What you need to do | Your answer must restate the listing below word for word and contain no images.

Data extracts |
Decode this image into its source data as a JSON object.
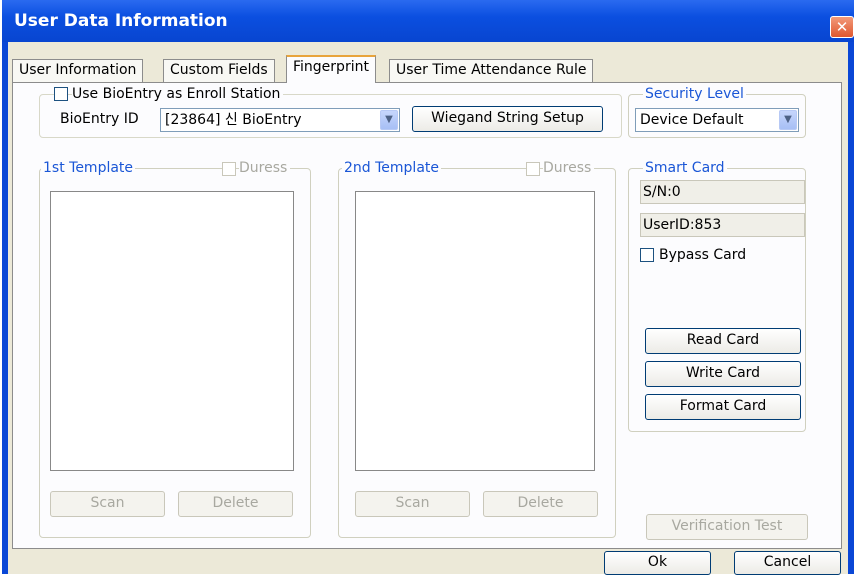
{
  "window": {
    "title": "User Data Information",
    "close_glyph": "✕"
  },
  "tabs": [
    {
      "label": "User Information"
    },
    {
      "label": "Custom Fields"
    },
    {
      "label": "Fingerprint"
    },
    {
      "label": "User Time Attendance Rule"
    }
  ],
  "bioentry": {
    "use_as_enroll_label": "Use BioEntry as Enroll Station",
    "id_label": "BioEntry ID",
    "id_value": "[23864] 신 BioEntry",
    "wiegand_button": "Wiegand String Setup"
  },
  "security": {
    "legend": "Security Level",
    "value": "Device Default"
  },
  "template1": {
    "legend": "1st Template",
    "duress_label": "Duress",
    "scan_label": "Scan",
    "delete_label": "Delete"
  },
  "template2": {
    "legend": "2nd Template",
    "duress_label": "Duress",
    "scan_label": "Scan",
    "delete_label": "Delete"
  },
  "smartcard": {
    "legend": "Smart Card",
    "serial": "S/N:0",
    "user_id": "UserID:853",
    "bypass_label": "Bypass Card",
    "read_label": "Read Card",
    "write_label": "Write Card",
    "format_label": "Format Card"
  },
  "verification_label": "Verification Test",
  "ok_label": "Ok",
  "cancel_label": "Cancel"
}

Answer space |
Decode this image into its source data as a JSON object.
{
  "window": {
    "title": "User Data Information",
    "close_glyph": "✕"
  },
  "tabs": [
    {
      "label": "User Information"
    },
    {
      "label": "Custom Fields"
    },
    {
      "label": "Fingerprint"
    },
    {
      "label": "User Time Attendance Rule"
    }
  ],
  "bioentry": {
    "use_as_enroll_label": "Use BioEntry as Enroll Station",
    "id_label": "BioEntry ID",
    "id_value": "[23864] 신 BioEntry",
    "wiegand_button": "Wiegand String Setup"
  },
  "security": {
    "legend": "Security Level",
    "value": "Device Default"
  },
  "template1": {
    "legend": "1st Template",
    "duress_label": "Duress",
    "scan_label": "Scan",
    "delete_label": "Delete"
  },
  "template2": {
    "legend": "2nd Template",
    "duress_label": "Duress",
    "scan_label": "Scan",
    "delete_label": "Delete"
  },
  "smartcard": {
    "legend": "Smart Card",
    "serial": "S/N:0",
    "user_id": "UserID:853",
    "bypass_label": "Bypass Card",
    "read_label": "Read Card",
    "write_label": "Write Card",
    "format_label": "Format Card"
  },
  "verification_label": "Verification Test",
  "ok_label": "Ok",
  "cancel_label": "Cancel"
}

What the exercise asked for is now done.